From its formation in 1925 until the early 2000s, when the group turned its focus to real estate, the textile industry was its main business.
Its primary subsidiary, UTEXAFRICA, whose plants produced more than 30 million meters of fabric annually, was involved in every step of cotton processing. At its peak, the textile business employed up to 6,000 people in Kinshasa, making it the city’s biggest private employer at the time, and supervised more than 100,000 smallholders in the cotton sector, spread over several provinces in central and eastern Congo.
Over time, TEXAF has also diversified its business interests into metal construction, sandstone quarrying and agriculture. It also owns many properties in today’s provinces of Sankuru, Maniema, South Kivu, Tanganyika, Lomami and Kasaï Oriental.
These are some of the key dates in the history of the group:
The textile factory was officially opened by King Albert I of Belgium at its present location in the bay of Ngaliema (Kinshasa), where milling, weaving and dying were carried out. To secure its energy and water supply, the group formed the Société des Forces Hydro-électriques de Sanga and the Société de Distribution d’Eau de Léopoldville.

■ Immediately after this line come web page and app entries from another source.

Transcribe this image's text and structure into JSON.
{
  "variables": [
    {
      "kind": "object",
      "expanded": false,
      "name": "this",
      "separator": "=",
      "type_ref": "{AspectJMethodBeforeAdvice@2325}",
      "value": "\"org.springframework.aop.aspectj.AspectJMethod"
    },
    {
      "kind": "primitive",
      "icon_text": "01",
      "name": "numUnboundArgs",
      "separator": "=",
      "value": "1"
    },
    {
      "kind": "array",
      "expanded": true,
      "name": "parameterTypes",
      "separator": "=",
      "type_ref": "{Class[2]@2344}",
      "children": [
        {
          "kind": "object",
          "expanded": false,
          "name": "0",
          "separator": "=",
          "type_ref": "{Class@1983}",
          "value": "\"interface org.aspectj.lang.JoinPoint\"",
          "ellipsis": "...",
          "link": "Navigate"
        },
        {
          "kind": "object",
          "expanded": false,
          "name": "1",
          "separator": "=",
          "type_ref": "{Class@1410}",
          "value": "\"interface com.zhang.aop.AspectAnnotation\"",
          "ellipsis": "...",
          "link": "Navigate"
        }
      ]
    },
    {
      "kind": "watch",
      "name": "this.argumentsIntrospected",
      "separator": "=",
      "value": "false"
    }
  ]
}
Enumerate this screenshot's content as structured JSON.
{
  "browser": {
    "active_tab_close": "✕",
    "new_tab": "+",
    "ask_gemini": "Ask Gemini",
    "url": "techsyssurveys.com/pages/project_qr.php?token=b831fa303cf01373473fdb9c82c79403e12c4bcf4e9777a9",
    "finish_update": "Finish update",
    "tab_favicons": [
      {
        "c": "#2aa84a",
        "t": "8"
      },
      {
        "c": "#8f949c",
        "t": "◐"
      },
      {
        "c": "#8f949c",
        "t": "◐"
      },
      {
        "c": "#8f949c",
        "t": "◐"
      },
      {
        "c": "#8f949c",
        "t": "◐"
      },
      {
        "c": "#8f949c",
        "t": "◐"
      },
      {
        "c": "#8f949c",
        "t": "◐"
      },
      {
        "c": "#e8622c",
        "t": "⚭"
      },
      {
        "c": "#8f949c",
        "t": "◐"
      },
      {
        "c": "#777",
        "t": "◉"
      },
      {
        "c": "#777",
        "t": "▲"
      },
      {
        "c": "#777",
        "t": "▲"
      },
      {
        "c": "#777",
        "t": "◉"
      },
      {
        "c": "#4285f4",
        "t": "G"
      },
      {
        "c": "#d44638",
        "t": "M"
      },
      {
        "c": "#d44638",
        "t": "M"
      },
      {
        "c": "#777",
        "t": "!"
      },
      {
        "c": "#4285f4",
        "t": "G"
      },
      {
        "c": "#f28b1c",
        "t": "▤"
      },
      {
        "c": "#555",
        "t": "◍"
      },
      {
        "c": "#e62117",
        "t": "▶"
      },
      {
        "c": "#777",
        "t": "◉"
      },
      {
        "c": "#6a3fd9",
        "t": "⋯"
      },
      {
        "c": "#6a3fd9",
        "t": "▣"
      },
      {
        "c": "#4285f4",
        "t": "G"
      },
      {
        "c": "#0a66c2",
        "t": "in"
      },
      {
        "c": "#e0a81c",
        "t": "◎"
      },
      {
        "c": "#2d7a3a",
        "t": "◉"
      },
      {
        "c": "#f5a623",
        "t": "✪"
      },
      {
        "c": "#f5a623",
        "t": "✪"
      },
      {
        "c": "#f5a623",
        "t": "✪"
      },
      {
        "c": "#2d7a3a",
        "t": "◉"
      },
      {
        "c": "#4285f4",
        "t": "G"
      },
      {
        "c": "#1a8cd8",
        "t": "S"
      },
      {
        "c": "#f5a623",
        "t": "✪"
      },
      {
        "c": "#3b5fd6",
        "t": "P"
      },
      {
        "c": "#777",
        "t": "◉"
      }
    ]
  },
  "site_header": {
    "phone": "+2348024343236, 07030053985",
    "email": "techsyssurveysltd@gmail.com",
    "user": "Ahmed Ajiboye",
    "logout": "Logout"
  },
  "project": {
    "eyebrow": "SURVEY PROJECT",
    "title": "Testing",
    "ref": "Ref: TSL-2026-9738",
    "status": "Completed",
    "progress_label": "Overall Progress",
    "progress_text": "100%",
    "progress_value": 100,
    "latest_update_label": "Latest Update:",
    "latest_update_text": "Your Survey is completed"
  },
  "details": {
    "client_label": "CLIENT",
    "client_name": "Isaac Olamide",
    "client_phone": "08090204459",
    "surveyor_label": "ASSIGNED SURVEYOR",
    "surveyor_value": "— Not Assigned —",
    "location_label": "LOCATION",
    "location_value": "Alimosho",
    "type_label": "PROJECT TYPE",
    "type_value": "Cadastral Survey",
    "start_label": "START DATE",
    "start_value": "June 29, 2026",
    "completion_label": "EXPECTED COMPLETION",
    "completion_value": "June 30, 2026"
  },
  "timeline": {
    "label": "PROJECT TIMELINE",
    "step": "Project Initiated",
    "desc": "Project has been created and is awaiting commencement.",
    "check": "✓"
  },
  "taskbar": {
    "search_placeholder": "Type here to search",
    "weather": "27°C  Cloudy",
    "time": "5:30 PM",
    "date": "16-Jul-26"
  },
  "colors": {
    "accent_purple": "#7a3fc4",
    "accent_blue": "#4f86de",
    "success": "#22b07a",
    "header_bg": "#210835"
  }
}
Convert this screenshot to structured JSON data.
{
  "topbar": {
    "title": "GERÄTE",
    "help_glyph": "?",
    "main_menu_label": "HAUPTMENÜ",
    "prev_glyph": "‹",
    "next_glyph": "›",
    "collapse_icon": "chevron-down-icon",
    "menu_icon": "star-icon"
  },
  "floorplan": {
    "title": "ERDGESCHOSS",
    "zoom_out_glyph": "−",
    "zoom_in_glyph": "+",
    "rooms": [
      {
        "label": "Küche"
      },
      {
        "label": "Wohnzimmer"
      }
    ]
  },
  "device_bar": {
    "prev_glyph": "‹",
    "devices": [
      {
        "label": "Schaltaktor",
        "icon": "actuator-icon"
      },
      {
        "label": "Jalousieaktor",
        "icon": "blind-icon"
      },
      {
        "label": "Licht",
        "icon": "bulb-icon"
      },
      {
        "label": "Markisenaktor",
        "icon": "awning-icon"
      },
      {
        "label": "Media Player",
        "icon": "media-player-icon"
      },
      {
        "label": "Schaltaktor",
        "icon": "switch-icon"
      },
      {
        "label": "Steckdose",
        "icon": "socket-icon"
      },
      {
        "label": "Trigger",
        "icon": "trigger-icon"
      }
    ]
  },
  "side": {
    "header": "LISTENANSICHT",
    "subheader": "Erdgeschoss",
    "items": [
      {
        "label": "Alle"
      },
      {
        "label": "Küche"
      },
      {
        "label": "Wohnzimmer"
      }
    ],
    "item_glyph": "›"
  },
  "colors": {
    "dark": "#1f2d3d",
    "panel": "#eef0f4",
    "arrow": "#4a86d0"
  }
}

The company increased production considerably for the benefit of the allied war effort.
Independence of Congo. Since the end of the war, production had been increased from 12 million meters of woven fabric per year to 32 million meters.
The textile company was initially nationalized, before being returned to TEXAF due to its economic and social importance for the nation.
Pillaging in Zaire. The textile factory was protected but two employees were killed and the distribution network was destroyed. The country’s economy collapsed and textile production went into decline.
In a management buyout, Philippe Croonenberghs took control of a TEXAF that had been bled dry. It marked the beginning of a new real estate development strategy and a textile alliance with the Hong Kong-based Cha family.
Faced with illegal import dumping and an unfavorable economic environment, the Cha family decided to close the textile factory.
The first new high-end apartment building was leased out in the Muscienne district. The group would follow this with more ambitious construction projects. At the same time, TEXAF increased its 50% stake in Carrigrès to 100%.
TEXAF decided to invest in the digital economy and to build Kinshasa’s biggest digital campus.